A seemingly nervous conductor squeezes himself along the front row of the auditorium before falling into the orchestra pit.
Perhaps his apprehension can be attributed to the fact that we are about to see what was considered an unstageable work. The play is based on a shape poem by Swiss artist Dieter Roth, 176 pages with just one word; murmel.
His skittishness seems shared by the actor who opens the piece with a rhythmic repetition of the word. He fiddles with his tie and fights an urge to throw in some movement, as if his solo vocal performance is not enough.
He need not worry as soon he is joined by a cast with Mad Men attire and huge hair. These 60’s swingers give us every possible rendition of the syllables, from chants to operatic to a crooning blend of Burt Bacharach meets Austin Powers. They parade down the central red curtain on the stage as if on a catwalk, displaying their individual eccentricities, forming a gurning tableaux, the artifice of which is revealed when their faces drop into momentary repose. Pushed to the limit they tangle with a microphone and regularly tumble into the orchestra pit.
The language becomes just another part of the performance and freed from meaning it can be melodic, rhythmic, comic. Roth was part of the Fluxus movement, in the spirit of the earlier Dadaists, who took stabs at the seriousness of modern art. It was about combinations of movement, words, sounds. And fun, intended to be grasped by everyone not just the dilettantes.
There are times when there seems to be attempts to impose order. Cast members usher their colleagues into line or encourage them to follow a lead. Even the set, a homage to artist Josef Albers’ disciplined nested boxes, seems to try to tame them. Bright coloured panels make seismic shifts, shrink and reposition the action. All these attempts are gloriously subverted in a fresh round of pratfalls.
Having dispensed with theatre there is a change to ballet, modern interpretive dance and mime, with similarity chaotic choreography before a uniform orchestra of melodica players present a farcical finale.
Its all beautifully judged with lovely detail amidst the anarchy and in this EIF setting almost feels like a guilty pleasure.

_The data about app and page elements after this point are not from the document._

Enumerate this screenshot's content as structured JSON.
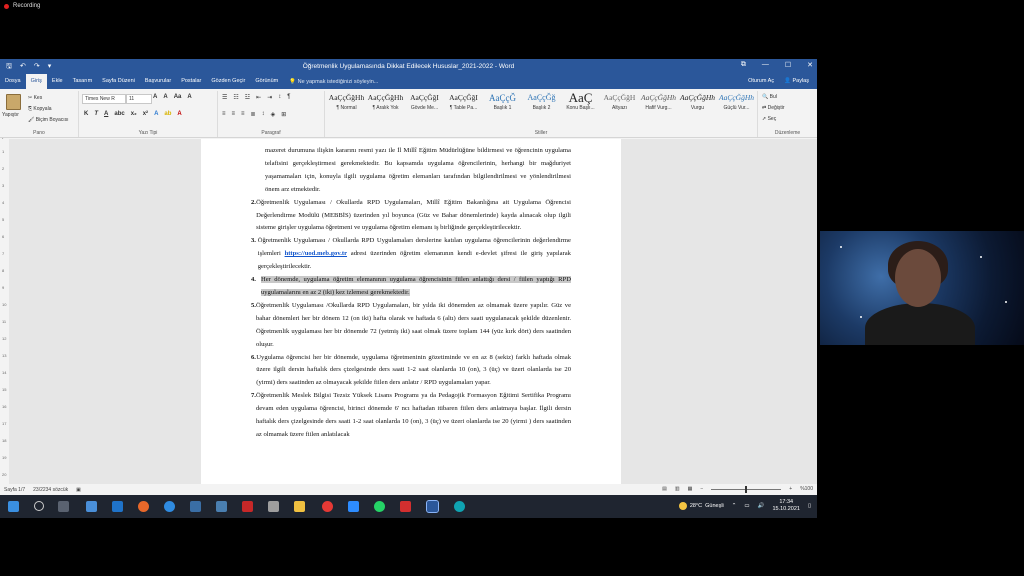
{
  "recording": {
    "label": "Recording"
  },
  "window": {
    "title": "Öğretmenlik Uygulamasında Dikkat Edilecek Hususlar_2021-2022 - Word",
    "controls": {
      "restore": "⧉",
      "minimize": "—",
      "maximize": "☐",
      "close": "✕"
    }
  },
  "menu": {
    "tabs": [
      "Dosya",
      "Giriş",
      "Ekle",
      "Tasarım",
      "Sayfa Düzeni",
      "Başvurular",
      "Postalar",
      "Gözden Geçir",
      "Görünüm"
    ],
    "active": "Giriş",
    "tell_me": "Ne yapmak istediğinizi söyleyin...",
    "user": "Oturum Aç",
    "share": "Paylaş"
  },
  "ribbon": {
    "clipboard": {
      "paste": "Yapıştır",
      "cut": "Kes",
      "copy": "Kopyala",
      "format_painter": "Biçim Boyacısı",
      "label": "Pano"
    },
    "font": {
      "name": "Times New R",
      "size": "11",
      "label": "Yazı Tipi"
    },
    "paragraph": {
      "label": "Paragraf"
    },
    "styles": {
      "label": "Stiller",
      "items": [
        {
          "preview": "AaÇçĞğHh",
          "name": "¶ Normal"
        },
        {
          "preview": "AaÇçĞğHh",
          "name": "¶ Aralık Yok"
        },
        {
          "preview": "AaÇçĞğI",
          "name": "Gövde Me..."
        },
        {
          "preview": "AaÇçĞğI",
          "name": "¶ Table Pa..."
        },
        {
          "preview": "AaÇçĞ",
          "name": "Başlık 1"
        },
        {
          "preview": "AaÇçĞğ",
          "name": "Başlık 2"
        },
        {
          "preview": "AaÇ",
          "name": "Konu Başlı..."
        },
        {
          "preview": "AaÇçĞğH",
          "name": "Altyazı"
        },
        {
          "preview": "AaÇçĞğHh",
          "name": "Hafif Vurg..."
        },
        {
          "preview": "AaÇçĞğHh",
          "name": "Vurgu"
        },
        {
          "preview": "AaÇçĞğHh",
          "name": "Güçlü Vur..."
        }
      ]
    },
    "editing": {
      "find": "Bul",
      "replace": "Değiştir",
      "select": "Seç",
      "label": "Düzenleme"
    }
  },
  "ruler": {
    "ticks": [
      "L",
      "1",
      "2",
      "3",
      "4",
      "5",
      "6",
      "7",
      "8",
      "9",
      "10",
      "11",
      "12",
      "13",
      "14",
      "15",
      "16",
      "17",
      "18"
    ]
  },
  "vruler": {
    "ticks": [
      "1",
      "2",
      "3",
      "4",
      "5",
      "6",
      "7",
      "8",
      "9",
      "10",
      "11",
      "12",
      "13",
      "14",
      "15",
      "16",
      "17",
      "18",
      "19",
      "20"
    ]
  },
  "document": {
    "intro": "mazeret durumuna ilişkin kararını resmi yazı ile İl Millî Eğitim Müdürlüğüne bildirmesi ve öğrencinin uygulama telafisini gerçekleştirmesi gerekmektedir. Bu kapsamda uygulama öğrencilerinin, herhangi bir mağduriyet yaşamamaları için, konuyla ilgili uygulama öğretim elemanları tarafından bilgilendirilmesi ve yönlendirilmesi önem arz etmektedir.",
    "items": [
      {
        "num": "2.",
        "text": "Öğretmenlik Uygulaması / Okullarda RPD Uygulamaları, Millî Eğitim Bakanlığına ait Uygulama Öğrencisi Değerlendirme Modülü (MEBBİS) üzerinden yıl boyunca (Güz ve Bahar dönemlerinde) kayda alınacak olup ilgili sisteme girişler uygulama öğretmeni ve uygulama öğretim elemanı iş birliğinde gerçekleştirilecektir."
      },
      {
        "num": "3.",
        "pre": "Öğretmenlik Uygulaması / Okullarda RPD Uygulamaları derslerine katılan uygulama öğrencilerinin değerlendirme işlemleri ",
        "link": "https://uod.meb.gov.tr",
        "post": " adresi üzerinden öğretim elemanının kendi e-devlet şifresi ile giriş yapılarak gerçekleştirilecektir."
      },
      {
        "num": "4.",
        "text": "Her dönemde, uygulama öğretim elemanının uygulama öğrencisinin fiilen anlattığı dersi / fiilen yaptığı RPD uygulamalarını en az 2 (iki) kez izlemesi gerekmektedir."
      },
      {
        "num": "5.",
        "text": "Öğretmenlik Uygulaması /Okullarda RPD Uygulamaları, bir yılda iki dönemden az olmamak üzere yapılır. Güz ve bahar dönemleri her bir dönem 12 (on iki) hafta olarak ve haftada 6 (altı) ders saati uygulanacak şekilde düzenlenir. Öğretmenlik uygulaması her bir dönemde 72 (yetmiş iki) saat olmak üzere toplam 144 (yüz kırk dört) ders saatinden oluşur."
      },
      {
        "num": "6.",
        "text": "Uygulama öğrencisi her bir dönemde, uygulama öğretmeninin gözetiminde ve en az 8 (sekiz) farklı haftada olmak üzere ilgili dersin haftalık ders çizelgesinde ders saati 1-2 saat olanlarda 10 (on), 3 (üç) ve üzeri olanlarda ise 20 (yirmi) ders saatinden az olmayacak şekilde fiilen ders anlatır / RPD uygulamaları yapar."
      },
      {
        "num": "7.",
        "text": "Öğretmenlik Meslek Bilgisi Tezsiz Yüksek Lisans Programı ya da Pedagojik Formasyon Eğitimi Sertifika Programı devam eden uygulama öğrencisi, birinci dönemde 6' ncı haftadan itibaren fiilen ders anlatmaya başlar. İlgili dersin haftalık ders çizelgesinde ders saati 1-2 saat olanlarda 10 (on), 3 (üç) ve üzeri olanlarda ise 20 (yirmi ) ders saatinden az olmamak üzere fiilen anlatılacak"
      }
    ]
  },
  "status": {
    "page": "Sayfa 1/7",
    "words": "23/2234 sözcük",
    "zoom": "%100"
  },
  "taskbar": {
    "temp": "28°C",
    "weather": "Güneşli",
    "time": "17:34",
    "date": "15.10.2021"
  }
}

As an apparently relieved conductor climbs back out of the pit, he seems surprised to have pulled it off. No more so than when, as the cast teeters on the edge of the pit to take another curtain call, the audience shouts back in unison,
Murmel Murmel !
Show Times: 28 and 29 August 2015 at 8pm. 30 August at 3pm.
Ticket Prices: £12 to £32.